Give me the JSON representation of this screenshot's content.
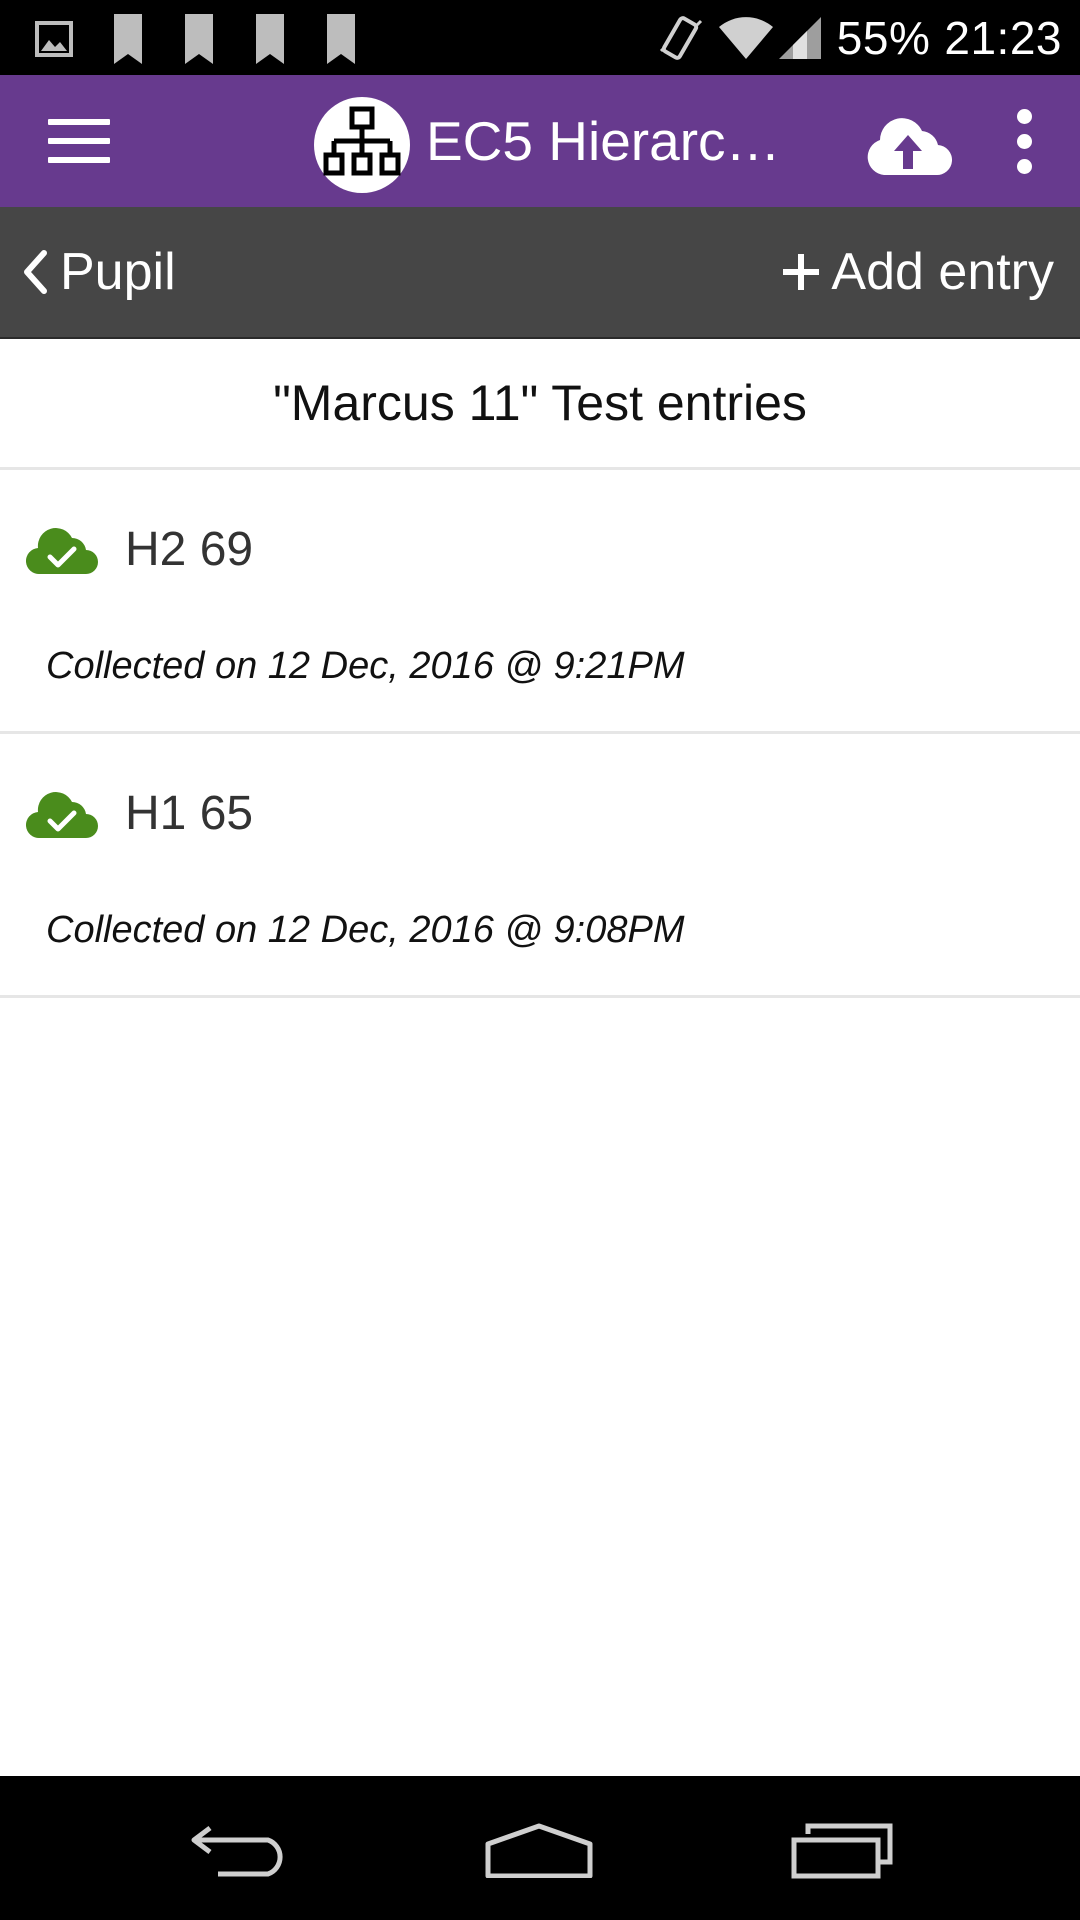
{
  "status_bar": {
    "battery": "55%",
    "time": "21:23",
    "icons": [
      "image-icon",
      "bookmark-icon",
      "bookmark-icon",
      "bookmark-icon",
      "bookmark-icon",
      "vibrate-icon",
      "wifi-icon",
      "signal-icon"
    ]
  },
  "app_bar": {
    "title": "EC5 Hierarc…",
    "icons": [
      "menu-icon",
      "hierarchy-logo-icon",
      "cloud-upload-icon",
      "more-vert-icon"
    ],
    "color": "#673a8e"
  },
  "sub_nav": {
    "back_label": "Pupil",
    "add_label": "Add entry",
    "color": "#464646"
  },
  "list": {
    "heading": "\"Marcus 11\" Test entries",
    "entries": [
      {
        "title": "H2 69",
        "date": "Collected on 12 Dec, 2016 @ 9:21PM",
        "status_icon": "cloud-check-icon"
      },
      {
        "title": "H1 65",
        "date": "Collected on 12 Dec, 2016 @ 9:08PM",
        "status_icon": "cloud-check-icon"
      }
    ],
    "synced_color": "#4a8c1c"
  },
  "nav_bar": {
    "icons": [
      "back-icon",
      "home-icon",
      "recents-icon"
    ]
  }
}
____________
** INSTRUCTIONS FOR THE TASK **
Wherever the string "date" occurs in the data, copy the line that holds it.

** SOLUTION FOR THIS PROBLEM **
        "date": "Collected on 12 Dec, 2016 @ 9:21PM",
        "date": "Collected on 12 Dec, 2016 @ 9:08PM",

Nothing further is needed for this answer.